Alicia de Mello

Alicia de Mello is a writer, content creator, and creative director based out of Los Angeles.

First question: Do you consider yourself a freelancer or a founder?

I think at the moment, a freelancer.

As my mom would say, what exactly do you do?

That's a tricky question I never have the answer to. In the simplest terms, I guess I create content and cohesive branding for not only myself, but brands from time to time.

You seem like you have a lot of passions. How do you decide what to focus your energy on?

I never know what to focus on! I feel like that's why I can never pin down exactly what I do. I know that I do my best work when I feel like I have complete control of creating something. I used to juggle a lot more and was slightly overwhelmed. I've recently started to focus on things that make me happier.

How do your creative process differ when you're writing vs. designing?

It's easier to design for me. Writing takes a lot of work. Nothing I ever write will ever be perfect in my eyes — it's always a struggle to just let go of my writing work as it is. It's easier for me to see things that look good. Working in aesthetics is something I feel more confident in. Designing things takes less brain work and is easier on my self-esteem, which makes me more willing to work and create in that field.

“I try hard to give brands what they want, but I think it's more important that I feel proud about the content I produce. I try and be uniquely me in everything I do.” – Alicia Claire de Mello

Can you tell us more about your vision for your zine, Shrew Magazine?

I write a load of poetry and it's all in this notebook, and it felt a little useless. It mostly began as an idea that started out of boredom. I felt like I was limiting myself to design and needed a creative outlet that I was able to fully control. It allows me to play with graphics, photo, web design, copy and writing all in one place. I'm really excited for it.

When working with brands, how are you able to bring your unique aesthetic while maintaining their vision?

I try hard to give brands what they want, but I think it's more important that I feel proud about the content I produce. I try and be uniquely me in everything I do, and I look for branding opportunities that have no interest in altering how I produce my content.

How do you decide to price your services and charge your worth?

I used to work with brands on a more regular basis than I do now. I kind of took a creative content break, which makes it difficult to charge anything anymore. I feel like I lost a little bit of credibility in the past year or so. I try and make sure that I don't give myself too little credit for my talents, but that's always been a struggle with me. I'm glad you asked me this question because it reminded me I need to make some type of media kit with pricing to reply to emails with.

What are your favorite resources for creatives?

I've been really into Design Milk lately. It's a design blog that highlights architecture, design, lifestyle, fashion, and furniture. I think that's the only website that I could spend hours looking at.

Where do you look to for inspiration?

My day job is as a creative / branding director for a sustainable clothing company, so I must keep up with trends and design elements. I follow a lot of Instagram accounts that involve design, style, and lifestyle.

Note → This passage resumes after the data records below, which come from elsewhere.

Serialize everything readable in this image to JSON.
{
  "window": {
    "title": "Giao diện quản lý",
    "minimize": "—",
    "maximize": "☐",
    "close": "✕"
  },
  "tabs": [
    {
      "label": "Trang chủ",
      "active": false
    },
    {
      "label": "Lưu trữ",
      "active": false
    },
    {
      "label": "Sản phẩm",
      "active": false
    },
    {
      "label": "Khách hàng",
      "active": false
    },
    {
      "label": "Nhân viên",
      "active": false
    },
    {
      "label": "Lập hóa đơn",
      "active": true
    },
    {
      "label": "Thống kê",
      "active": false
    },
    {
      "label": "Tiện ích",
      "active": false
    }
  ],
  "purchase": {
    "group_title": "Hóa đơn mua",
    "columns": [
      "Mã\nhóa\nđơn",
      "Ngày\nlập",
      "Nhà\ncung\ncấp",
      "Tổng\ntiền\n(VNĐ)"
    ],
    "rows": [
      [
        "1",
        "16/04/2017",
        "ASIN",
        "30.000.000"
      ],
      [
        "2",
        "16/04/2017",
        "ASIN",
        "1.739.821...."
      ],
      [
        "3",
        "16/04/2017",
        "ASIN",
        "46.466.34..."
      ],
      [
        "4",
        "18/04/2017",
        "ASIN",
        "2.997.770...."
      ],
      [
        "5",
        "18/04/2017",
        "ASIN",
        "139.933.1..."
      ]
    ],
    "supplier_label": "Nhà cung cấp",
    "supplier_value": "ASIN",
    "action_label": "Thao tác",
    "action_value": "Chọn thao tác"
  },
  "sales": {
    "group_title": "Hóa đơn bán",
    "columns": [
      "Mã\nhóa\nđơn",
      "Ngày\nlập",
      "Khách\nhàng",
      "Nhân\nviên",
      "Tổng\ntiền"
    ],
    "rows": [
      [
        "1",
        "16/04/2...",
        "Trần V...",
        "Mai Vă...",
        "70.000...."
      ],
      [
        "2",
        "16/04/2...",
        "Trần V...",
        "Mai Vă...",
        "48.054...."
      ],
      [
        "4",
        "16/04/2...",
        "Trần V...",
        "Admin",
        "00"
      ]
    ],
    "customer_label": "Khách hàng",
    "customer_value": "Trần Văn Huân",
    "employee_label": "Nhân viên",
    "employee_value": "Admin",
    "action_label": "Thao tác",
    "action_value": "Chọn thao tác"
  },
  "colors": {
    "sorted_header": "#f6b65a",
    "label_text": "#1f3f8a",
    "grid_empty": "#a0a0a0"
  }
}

What is one project that you've worked on that pushed you creatively?

During this current pandemic, the clothing company I work for still has to produce content and manufacture clothing, so it has been really challenging to work around not being able to organize photoshoots and sew goods. It has definitely pushed me and my boss to be more creative about our immediate surroundings and how to highlight the importance of health and balance.

What's one piece of advice you'd give to aspiring creatives?

Don't sell yourself short. I sell myself short a lot of the time, and I wish I didn't.